%%

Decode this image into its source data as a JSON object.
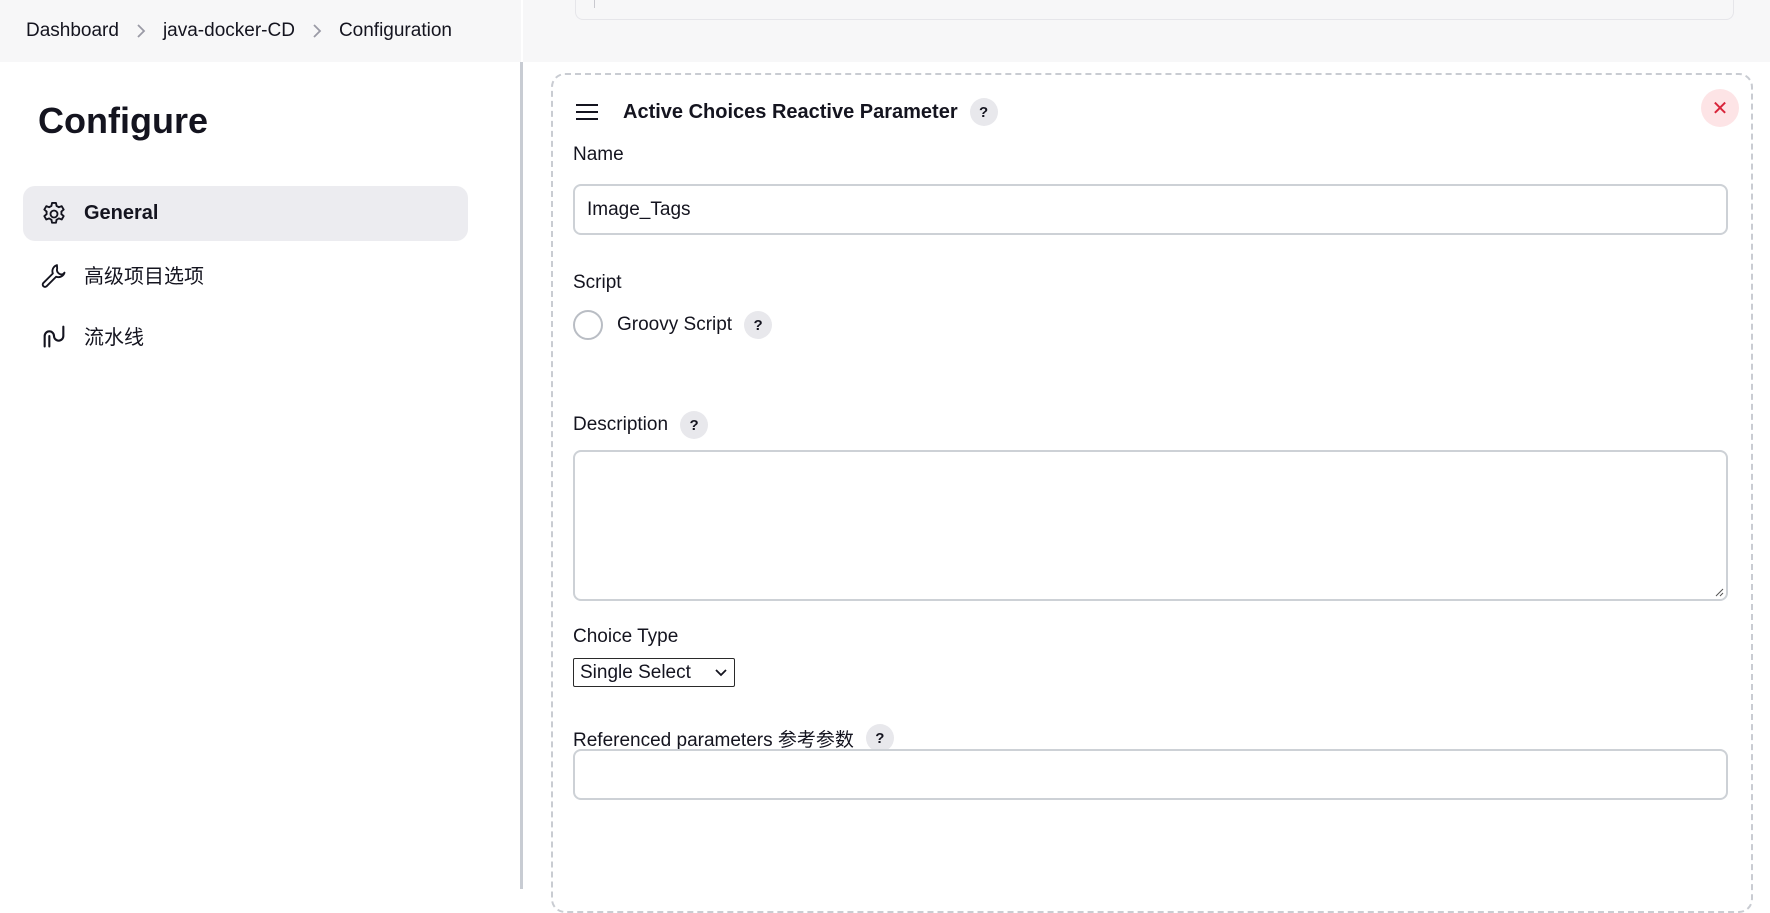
{
  "breadcrumb": {
    "items": [
      "Dashboard",
      "java-docker-CD",
      "Configuration"
    ]
  },
  "sidebar": {
    "title": "Configure",
    "items": [
      {
        "label": "General",
        "icon": "gear-icon",
        "active": true
      },
      {
        "label": "高级项目选项",
        "icon": "wrench-icon",
        "active": false
      },
      {
        "label": "流水线",
        "icon": "pipeline-icon",
        "active": false
      }
    ]
  },
  "parameter": {
    "title": "Active Choices Reactive Parameter",
    "help": "?",
    "close": "✕",
    "name_label": "Name",
    "name_value": "Image_Tags",
    "script_label": "Script",
    "script_option": "Groovy Script",
    "description_label": "Description",
    "description_value": "",
    "choice_type_label": "Choice Type",
    "choice_type_value": "Single Select",
    "referenced_label": "Referenced parameters 参考参数",
    "referenced_value": ""
  },
  "colors": {
    "active_bg": "#ececf0",
    "close_bg": "#fde4e6",
    "close_fg": "#d8243a",
    "border": "#cdd1d6"
  }
}
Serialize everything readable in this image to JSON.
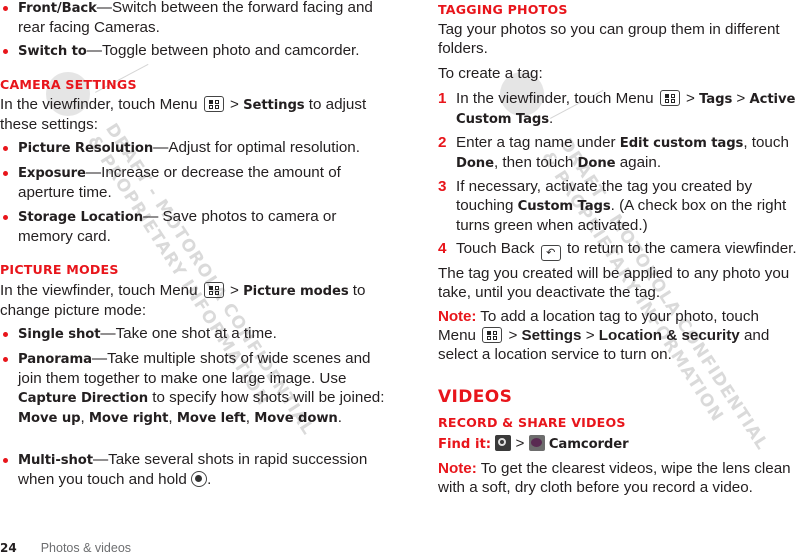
{
  "left": {
    "bullets_top": [
      {
        "term": "Front/Back",
        "text": "—Switch between the forward facing and rear facing Cameras."
      },
      {
        "term": "Switch to",
        "text": "—Toggle between photo and camcorder."
      }
    ],
    "camera_settings": {
      "heading": "CAMERA SETTINGS",
      "intro_pre": "In the viewfinder, touch Menu",
      "intro_sep": " > ",
      "intro_term": "Settings",
      "intro_post": " to adjust these settings:",
      "items": [
        {
          "term": "Picture Resolution",
          "text": "—Adjust for optimal resolution."
        },
        {
          "term": "Exposure",
          "text": "—Increase or decrease the amount of aperture time."
        },
        {
          "term": "Storage Location",
          "text": "— Save photos to camera or memory card."
        }
      ]
    },
    "picture_modes": {
      "heading": "PICTURE MODES",
      "intro_pre": "In the viewfinder, touch Menu",
      "intro_sep": " > ",
      "intro_term": "Picture modes",
      "intro_post": " to change picture mode:",
      "single": {
        "term": "Single shot",
        "text": "—Take one shot at a time."
      },
      "panorama": {
        "term": "Panorama",
        "text": "—Take multiple shots of wide scenes and join them together to make one large image. Use ",
        "capture": "Capture Direction",
        "text2": " to specify how shots will be joined: ",
        "dirs": [
          "Move up",
          "Move right",
          "Move left",
          "Move down"
        ],
        "sep": ", ",
        "end": "."
      },
      "multi": {
        "term": "Multi-shot",
        "text": "—Take several shots in rapid succession when you touch and hold ",
        "end": "."
      }
    }
  },
  "right": {
    "tagging": {
      "heading": "TAGGING PHOTOS",
      "intro": "Tag your photos so you can group them in different folders.",
      "to_create": "To create a tag:",
      "steps": [
        {
          "n": "1",
          "pre": "In the viewfinder, touch Menu",
          "sep": " > ",
          "t1": "Tags",
          "sep2": " > ",
          "t2": "Active Custom Tags",
          "end": "."
        },
        {
          "n": "2",
          "pre": "Enter a tag name under ",
          "t1": "Edit custom tags",
          "mid": ", touch ",
          "t2": "Done",
          "mid2": ", then touch ",
          "t3": "Done",
          "end": " again."
        },
        {
          "n": "3",
          "pre": "If necessary, activate the tag you created by touching ",
          "t1": "Custom Tags",
          "end": ". (A check box on the right turns green when activated.)"
        },
        {
          "n": "4",
          "pre": "Touch Back",
          "end": " to return to the camera viewfinder."
        }
      ],
      "applied": "The tag you created will be applied to any photo you take, until you deactivate the tag.",
      "note_label": "Note:",
      "note_pre": " To add a location tag to your photo, touch Menu",
      "note_sep": " > ",
      "note_t1": "Settings",
      "note_sep2": " > ",
      "note_t2": "Location & security",
      "note_end": " and select a location service to turn on."
    },
    "videos": {
      "heading": "VIDEOS",
      "sub": "RECORD & SHARE VIDEOS",
      "find_label": "Find it:",
      "find_sep": " > ",
      "find_target": "Camcorder",
      "note_label": "Note:",
      "note_text": " To get the clearest videos, wipe the lens clean with a soft, dry cloth before you record a video."
    }
  },
  "footer": {
    "page": "24",
    "section": "Photos & videos"
  },
  "watermark": {
    "line1": "DRAFT - MOTOROLA CONFIDENTIAL",
    "line2": "& PROPRIETARY INFORMATION"
  },
  "icons": {
    "menu": "menu-key-icon",
    "back": "↶",
    "shutter": "shutter-icon",
    "camera_app": "camera-app-icon",
    "camcorder_app": "camcorder-app-icon"
  },
  "colors": {
    "accent": "#e8151b",
    "text": "#231f20",
    "footer": "#6d6e70"
  }
}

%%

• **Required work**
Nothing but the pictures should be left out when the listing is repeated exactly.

• **Solved exercise**
Decode this image into its source data as a JSON object.
{
  "breadcrumb": {
    "items": [
      "Dashboard",
      "java-docker-CD",
      "Configuration"
    ]
  },
  "sidebar": {
    "title": "Configure",
    "items": [
      {
        "label": "General",
        "icon": "gear-icon",
        "active": true
      },
      {
        "label": "高级项目选项",
        "icon": "wrench-icon",
        "active": false
      },
      {
        "label": "流水线",
        "icon": "pipeline-icon",
        "active": false
      }
    ]
  },
  "parameter": {
    "title": "Active Choices Reactive Parameter",
    "help": "?",
    "close": "✕",
    "name_label": "Name",
    "name_value": "Image_Tags",
    "script_label": "Script",
    "script_option": "Groovy Script",
    "description_label": "Description",
    "description_value": "",
    "choice_type_label": "Choice Type",
    "choice_type_value": "Single Select",
    "referenced_label": "Referenced parameters 参考参数",
    "referenced_value": ""
  },
  "colors": {
    "active_bg": "#ececf0",
    "close_bg": "#fde4e6",
    "close_fg": "#d8243a",
    "border": "#cdd1d6"
  }
}
Serialize everything readable in this image to JSON.
{
  "left": {
    "bullets_top": [
      {
        "term": "Front/Back",
        "text": "—Switch between the forward facing and rear facing Cameras."
      },
      {
        "term": "Switch to",
        "text": "—Toggle between photo and camcorder."
      }
    ],
    "camera_settings": {
      "heading": "CAMERA SETTINGS",
      "intro_pre": "In the viewfinder, touch Menu",
      "intro_sep": " > ",
      "intro_term": "Settings",
      "intro_post": " to adjust these settings:",
      "items": [
        {
          "term": "Picture Resolution",
          "text": "—Adjust for optimal resolution."
        },
        {
          "term": "Exposure",
          "text": "—Increase or decrease the amount of aperture time."
        },
        {
          "term": "Storage Location",
          "text": "— Save photos to camera or memory card."
        }
      ]
    },
    "picture_modes": {
      "heading": "PICTURE MODES",
      "intro_pre": "In the viewfinder, touch Menu",
      "intro_sep": " > ",
      "intro_term": "Picture modes",
      "intro_post": " to change picture mode:",
      "single": {
        "term": "Single shot",
        "text": "—Take one shot at a time."
      },
      "panorama": {
        "term": "Panorama",
        "text": "—Take multiple shots of wide scenes and join them together to make one large image. Use ",
        "capture": "Capture Direction",
        "text2": " to specify how shots will be joined: ",
        "dirs": [
          "Move up",
          "Move right",
          "Move left",
          "Move down"
        ],
        "sep": ", ",
        "end": "."
      },
      "multi": {
        "term": "Multi-shot",
        "text": "—Take several shots in rapid succession when you touch and hold ",
        "end": "."
      }
    }
  },
  "right": {
    "tagging": {
      "heading": "TAGGING PHOTOS",
      "intro": "Tag your photos so you can group them in different folders.",
      "to_create": "To create a tag:",
      "steps": [
        {
          "n": "1",
          "pre": "In the viewfinder, touch Menu",
          "sep": " > ",
          "t1": "Tags",
          "sep2": " > ",
          "t2": "Active Custom Tags",
          "end": "."
        },
        {
          "n": "2",
          "pre": "Enter a tag name under ",
          "t1": "Edit custom tags",
          "mid": ", touch ",
          "t2": "Done",
          "mid2": ", then touch ",
          "t3": "Done",
          "end": " again."
        },
        {
          "n": "3",
          "pre": "If necessary, activate the tag you created by touching ",
          "t1": "Custom Tags",
          "end": ". (A check box on the right turns green when activated.)"
        },
        {
          "n": "4",
          "pre": "Touch Back",
          "end": " to return to the camera viewfinder."
        }
      ],
      "applied": "The tag you created will be applied to any photo you take, until you deactivate the tag.",
      "note_label": "Note:",
      "note_pre": " To add a location tag to your photo, touch Menu",
      "note_sep": " > ",
      "note_t1": "Settings",
      "note_sep2": " > ",
      "note_t2": "Location & security",
      "note_end": " and select a location service to turn on."
    },
    "videos": {
      "heading": "VIDEOS",
      "sub": "RECORD & SHARE VIDEOS",
      "find_label": "Find it:",
      "find_sep": " > ",
      "find_target": "Camcorder",
      "note_label": "Note:",
      "note_text": " To get the clearest videos, wipe the lens clean with a soft, dry cloth before you record a video."
    }
  },
  "footer": {
    "page": "24",
    "section": "Photos & videos"
  },
  "watermark": {
    "line1": "DRAFT - MOTOROLA CONFIDENTIAL",
    "line2": "& PROPRIETARY INFORMATION"
  },
  "icons": {
    "menu": "menu-key-icon",
    "back": "↶",
    "shutter": "shutter-icon",
    "camera_app": "camera-app-icon",
    "camcorder_app": "camcorder-app-icon"
  },
  "colors": {
    "accent": "#e8151b",
    "text": "#231f20",
    "footer": "#6d6e70"
  }
}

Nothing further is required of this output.